Writing About Food

Food is any substance consumed to provide energy for an organism. It is usually made of plants or animals and contains essential nutrients such as protein, carbohydrates, fats, vitamins, minerals and dietary fiber. Food is an important part of human culture, providing both nourishment and pleasure. The process of preparing and eating food is often an event that brings people together.

Writing about food is a broad genre that encompasses everything from recipe writing to essayist reflections on the meaning of a meal. A great food writer is able to capture the reader’s attention with his or her enthusiasm for the subject matter and ability to describe the flavors, textures, aromas and other sensual aspects of a dish. The same rules that apply to any kind of writing — compelling detail, accurate knowledge and research, clear and concise language — also apply to food writing.

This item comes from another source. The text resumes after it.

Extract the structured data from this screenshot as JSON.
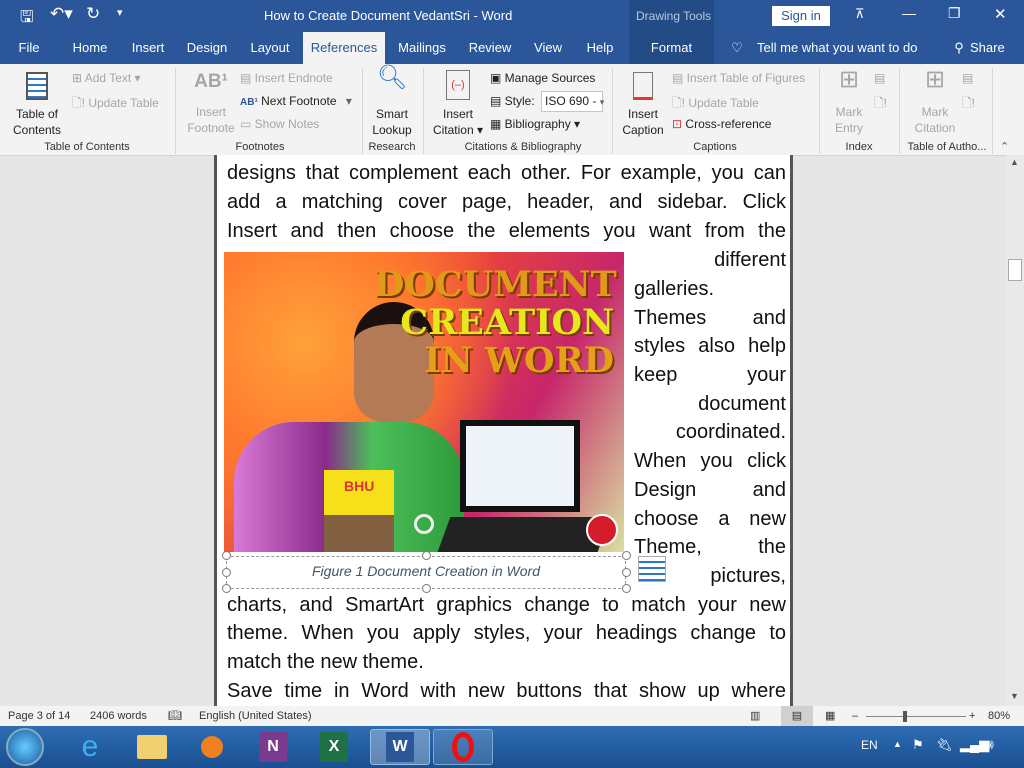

Many different kinds of foods exist, ranging from substantial comfort dishes like spaghetti and burgers to refined delicacies such as caviar and sushi. Each cuisine reflects the regional heritage of its people and the influences of its long history, from the intricate spices of Indian curries to the delicate pastries of French patisserie. Food can be both a vehicle for cultural expression and a window into the hearts and minds of its creators, from epicure Jean Anthelme Brillat-Savarin to cook book authors Elizabeth David and Madhur Jaffrey.

A food writer’s most important job is to inform the reader. This is why it’s so important to read widely in this genre and pay special attention to the way other writers use their craft. By studying the techniques of your favorite writers, you can begin to emulate their style and develop your own voice as a food writer.

The topic of food is a rich one, encompassing every aspect of our daily lives and relationships with each other. A well-written piece on this subject should cover not only the nutritional value of a diet, but its cultural significance, the economic impact and the psychological benefits that come with the act of sharing a meal with friends or family. It should also explore the unique relationship that a person has with food, whether it be a love for certain restaurants or an appreciation for how a particular ingredient or cooking technique can enhance a dish. Lastly, it should be entertaining to the reader and leave him or her wanting more. Achieving these goals requires that the food writer possess a wide range of skills, from culinary expertise to investigative journalism.